WHAT YOU HAVE TO DO |
In the records that follow, find each line containing "number" and copy it.

DATA FOR THIS EXERCISE |
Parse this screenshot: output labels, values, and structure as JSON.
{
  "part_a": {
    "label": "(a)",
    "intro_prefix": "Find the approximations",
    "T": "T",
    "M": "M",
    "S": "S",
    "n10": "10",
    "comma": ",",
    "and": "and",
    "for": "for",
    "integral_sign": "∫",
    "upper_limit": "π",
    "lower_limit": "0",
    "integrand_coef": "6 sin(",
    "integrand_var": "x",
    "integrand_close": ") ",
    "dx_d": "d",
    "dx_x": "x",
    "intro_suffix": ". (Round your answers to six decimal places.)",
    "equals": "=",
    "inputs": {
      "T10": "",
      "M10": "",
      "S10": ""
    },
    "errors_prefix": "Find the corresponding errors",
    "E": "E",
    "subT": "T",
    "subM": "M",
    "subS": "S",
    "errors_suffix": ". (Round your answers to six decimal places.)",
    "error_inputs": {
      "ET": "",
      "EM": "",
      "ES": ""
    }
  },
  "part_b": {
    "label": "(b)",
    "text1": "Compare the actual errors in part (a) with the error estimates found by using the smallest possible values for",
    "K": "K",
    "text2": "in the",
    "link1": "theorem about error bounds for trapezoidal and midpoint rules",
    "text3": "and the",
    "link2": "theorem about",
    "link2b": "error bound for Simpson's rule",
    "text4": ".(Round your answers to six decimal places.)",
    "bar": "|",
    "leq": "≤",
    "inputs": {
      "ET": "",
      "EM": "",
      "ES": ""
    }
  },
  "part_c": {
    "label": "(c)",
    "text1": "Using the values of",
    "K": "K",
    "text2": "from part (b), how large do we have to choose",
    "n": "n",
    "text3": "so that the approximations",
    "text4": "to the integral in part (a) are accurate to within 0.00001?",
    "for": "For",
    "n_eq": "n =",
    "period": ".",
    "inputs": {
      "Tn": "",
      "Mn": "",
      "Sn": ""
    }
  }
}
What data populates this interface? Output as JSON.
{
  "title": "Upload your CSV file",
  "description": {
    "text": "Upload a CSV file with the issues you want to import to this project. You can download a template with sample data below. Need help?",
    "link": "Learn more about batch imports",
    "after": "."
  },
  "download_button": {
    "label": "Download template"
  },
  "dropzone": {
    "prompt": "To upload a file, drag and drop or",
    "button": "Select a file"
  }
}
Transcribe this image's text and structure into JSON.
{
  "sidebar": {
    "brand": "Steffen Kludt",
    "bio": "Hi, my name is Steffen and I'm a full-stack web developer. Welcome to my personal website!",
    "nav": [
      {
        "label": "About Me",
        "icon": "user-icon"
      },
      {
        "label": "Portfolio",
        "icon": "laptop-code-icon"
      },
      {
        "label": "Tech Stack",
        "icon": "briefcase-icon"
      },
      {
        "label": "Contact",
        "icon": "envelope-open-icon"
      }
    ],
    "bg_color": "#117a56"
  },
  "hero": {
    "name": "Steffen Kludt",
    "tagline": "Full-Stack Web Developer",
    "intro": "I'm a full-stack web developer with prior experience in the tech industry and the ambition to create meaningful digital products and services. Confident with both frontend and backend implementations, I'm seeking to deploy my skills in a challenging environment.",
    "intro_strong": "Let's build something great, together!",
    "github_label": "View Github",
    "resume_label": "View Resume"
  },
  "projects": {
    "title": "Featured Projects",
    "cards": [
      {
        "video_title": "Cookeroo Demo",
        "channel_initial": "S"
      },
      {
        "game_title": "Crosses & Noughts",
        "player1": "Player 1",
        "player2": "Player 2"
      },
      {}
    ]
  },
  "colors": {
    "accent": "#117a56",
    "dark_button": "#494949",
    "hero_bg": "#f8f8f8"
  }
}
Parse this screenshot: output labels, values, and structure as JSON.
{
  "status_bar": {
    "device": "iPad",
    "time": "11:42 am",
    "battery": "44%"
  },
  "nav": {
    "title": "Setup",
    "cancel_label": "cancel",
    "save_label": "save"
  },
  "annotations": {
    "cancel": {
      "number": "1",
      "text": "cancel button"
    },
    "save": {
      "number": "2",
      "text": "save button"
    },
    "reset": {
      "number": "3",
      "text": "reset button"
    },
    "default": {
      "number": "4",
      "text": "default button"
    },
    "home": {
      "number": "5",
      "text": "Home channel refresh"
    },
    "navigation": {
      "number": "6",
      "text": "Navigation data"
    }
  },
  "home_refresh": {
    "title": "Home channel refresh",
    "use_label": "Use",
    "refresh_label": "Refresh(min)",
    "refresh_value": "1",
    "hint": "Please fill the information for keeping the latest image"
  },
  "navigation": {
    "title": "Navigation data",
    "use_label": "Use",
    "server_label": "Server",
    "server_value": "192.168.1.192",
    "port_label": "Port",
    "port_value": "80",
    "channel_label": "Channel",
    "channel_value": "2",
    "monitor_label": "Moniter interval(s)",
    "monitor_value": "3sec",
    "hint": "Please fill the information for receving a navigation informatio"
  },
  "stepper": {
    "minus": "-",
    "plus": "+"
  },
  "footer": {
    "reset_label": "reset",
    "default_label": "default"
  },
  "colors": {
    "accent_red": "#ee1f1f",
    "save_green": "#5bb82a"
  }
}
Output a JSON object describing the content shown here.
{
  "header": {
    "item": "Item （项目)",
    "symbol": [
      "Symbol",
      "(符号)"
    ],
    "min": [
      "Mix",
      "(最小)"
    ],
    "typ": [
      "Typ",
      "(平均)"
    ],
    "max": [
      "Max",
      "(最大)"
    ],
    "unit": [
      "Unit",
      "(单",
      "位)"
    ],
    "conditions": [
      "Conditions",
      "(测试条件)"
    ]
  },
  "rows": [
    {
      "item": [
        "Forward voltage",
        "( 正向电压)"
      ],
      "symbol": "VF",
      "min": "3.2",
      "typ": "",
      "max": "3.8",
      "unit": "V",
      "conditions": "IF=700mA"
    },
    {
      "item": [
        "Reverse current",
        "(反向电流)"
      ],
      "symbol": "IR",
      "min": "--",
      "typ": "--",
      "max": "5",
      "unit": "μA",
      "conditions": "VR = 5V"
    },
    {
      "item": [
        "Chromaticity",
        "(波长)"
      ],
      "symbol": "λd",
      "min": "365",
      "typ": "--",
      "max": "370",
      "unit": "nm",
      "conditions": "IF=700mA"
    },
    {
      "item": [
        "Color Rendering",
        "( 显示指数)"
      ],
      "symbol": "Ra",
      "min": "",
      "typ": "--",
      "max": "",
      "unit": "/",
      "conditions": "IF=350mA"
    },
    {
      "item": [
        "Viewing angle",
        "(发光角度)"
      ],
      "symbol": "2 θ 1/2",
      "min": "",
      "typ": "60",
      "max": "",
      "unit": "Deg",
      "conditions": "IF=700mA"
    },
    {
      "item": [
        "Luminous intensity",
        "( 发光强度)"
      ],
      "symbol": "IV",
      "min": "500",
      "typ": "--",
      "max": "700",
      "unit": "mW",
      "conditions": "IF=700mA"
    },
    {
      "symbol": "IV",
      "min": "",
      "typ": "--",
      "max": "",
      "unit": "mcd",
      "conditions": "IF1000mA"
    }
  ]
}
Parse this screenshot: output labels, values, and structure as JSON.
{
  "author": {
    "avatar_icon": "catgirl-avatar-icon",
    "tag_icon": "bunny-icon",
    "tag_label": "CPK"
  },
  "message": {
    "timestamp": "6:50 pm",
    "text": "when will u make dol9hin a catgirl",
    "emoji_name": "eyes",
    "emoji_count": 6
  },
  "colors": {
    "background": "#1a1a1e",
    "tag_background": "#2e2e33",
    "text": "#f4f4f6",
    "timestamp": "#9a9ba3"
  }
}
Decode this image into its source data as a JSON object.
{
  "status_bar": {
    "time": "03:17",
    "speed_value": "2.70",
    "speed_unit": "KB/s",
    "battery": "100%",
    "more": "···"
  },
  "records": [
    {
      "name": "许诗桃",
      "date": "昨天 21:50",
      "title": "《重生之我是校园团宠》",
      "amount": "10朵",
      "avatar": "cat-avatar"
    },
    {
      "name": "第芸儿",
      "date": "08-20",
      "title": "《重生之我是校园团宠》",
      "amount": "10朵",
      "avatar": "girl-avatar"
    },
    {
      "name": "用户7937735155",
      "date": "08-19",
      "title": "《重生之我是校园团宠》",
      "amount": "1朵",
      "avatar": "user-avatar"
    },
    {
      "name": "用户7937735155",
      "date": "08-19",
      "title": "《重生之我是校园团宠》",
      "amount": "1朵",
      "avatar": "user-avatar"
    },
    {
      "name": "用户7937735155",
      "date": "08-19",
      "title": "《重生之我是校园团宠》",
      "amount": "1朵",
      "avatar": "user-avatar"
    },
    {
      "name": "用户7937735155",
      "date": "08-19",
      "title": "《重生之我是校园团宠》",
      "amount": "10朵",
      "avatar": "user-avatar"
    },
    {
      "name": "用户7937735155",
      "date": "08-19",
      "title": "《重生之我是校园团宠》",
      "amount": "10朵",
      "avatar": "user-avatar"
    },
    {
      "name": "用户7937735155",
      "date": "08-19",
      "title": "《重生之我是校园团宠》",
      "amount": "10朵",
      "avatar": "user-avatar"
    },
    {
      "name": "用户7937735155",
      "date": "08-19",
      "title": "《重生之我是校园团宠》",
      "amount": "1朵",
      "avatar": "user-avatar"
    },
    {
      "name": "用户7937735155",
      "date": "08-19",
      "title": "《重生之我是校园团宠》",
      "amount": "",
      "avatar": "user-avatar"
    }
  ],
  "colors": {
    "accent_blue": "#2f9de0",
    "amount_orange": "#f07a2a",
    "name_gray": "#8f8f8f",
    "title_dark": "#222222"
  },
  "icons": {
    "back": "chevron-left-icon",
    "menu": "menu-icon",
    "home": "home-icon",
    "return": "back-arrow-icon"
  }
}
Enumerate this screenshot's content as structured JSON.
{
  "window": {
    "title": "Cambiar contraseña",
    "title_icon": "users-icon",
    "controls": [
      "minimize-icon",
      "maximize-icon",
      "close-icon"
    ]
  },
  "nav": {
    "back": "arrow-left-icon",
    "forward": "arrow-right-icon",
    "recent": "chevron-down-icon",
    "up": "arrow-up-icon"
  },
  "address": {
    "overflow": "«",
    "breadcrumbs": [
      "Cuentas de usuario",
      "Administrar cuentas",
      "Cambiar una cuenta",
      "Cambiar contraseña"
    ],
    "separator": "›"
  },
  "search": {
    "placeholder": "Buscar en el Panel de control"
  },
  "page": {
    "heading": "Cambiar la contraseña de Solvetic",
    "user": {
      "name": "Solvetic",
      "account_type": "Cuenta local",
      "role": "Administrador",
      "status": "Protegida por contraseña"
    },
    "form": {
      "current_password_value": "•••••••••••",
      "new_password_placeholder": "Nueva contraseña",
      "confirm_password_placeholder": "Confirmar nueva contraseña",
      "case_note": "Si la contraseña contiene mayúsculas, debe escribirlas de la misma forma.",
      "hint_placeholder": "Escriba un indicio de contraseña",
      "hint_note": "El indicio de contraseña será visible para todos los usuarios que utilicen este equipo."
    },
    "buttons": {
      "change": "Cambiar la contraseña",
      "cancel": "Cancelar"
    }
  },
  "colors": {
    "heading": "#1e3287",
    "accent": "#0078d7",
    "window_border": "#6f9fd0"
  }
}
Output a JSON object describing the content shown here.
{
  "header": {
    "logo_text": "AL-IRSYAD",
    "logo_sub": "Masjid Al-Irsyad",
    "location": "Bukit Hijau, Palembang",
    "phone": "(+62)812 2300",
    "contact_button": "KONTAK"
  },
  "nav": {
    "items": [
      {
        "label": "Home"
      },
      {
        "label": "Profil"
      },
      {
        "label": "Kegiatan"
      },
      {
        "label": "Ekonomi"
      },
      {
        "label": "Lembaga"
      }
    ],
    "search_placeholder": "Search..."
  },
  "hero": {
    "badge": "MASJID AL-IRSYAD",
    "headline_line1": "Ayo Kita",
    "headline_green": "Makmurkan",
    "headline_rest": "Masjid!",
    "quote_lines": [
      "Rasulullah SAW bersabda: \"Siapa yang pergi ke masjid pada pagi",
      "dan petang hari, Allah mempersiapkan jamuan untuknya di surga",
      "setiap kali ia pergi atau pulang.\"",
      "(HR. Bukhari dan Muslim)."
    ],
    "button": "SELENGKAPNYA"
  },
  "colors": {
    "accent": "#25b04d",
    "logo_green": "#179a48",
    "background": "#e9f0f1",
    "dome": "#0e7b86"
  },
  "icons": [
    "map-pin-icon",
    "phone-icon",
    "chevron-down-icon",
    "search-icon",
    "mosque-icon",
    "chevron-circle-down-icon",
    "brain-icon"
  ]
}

ANSWER SPACE |
      "number": "1",
      "number": "2",
      "number": "3",
      "number": "4",
      "number": "5",
      "number": "6",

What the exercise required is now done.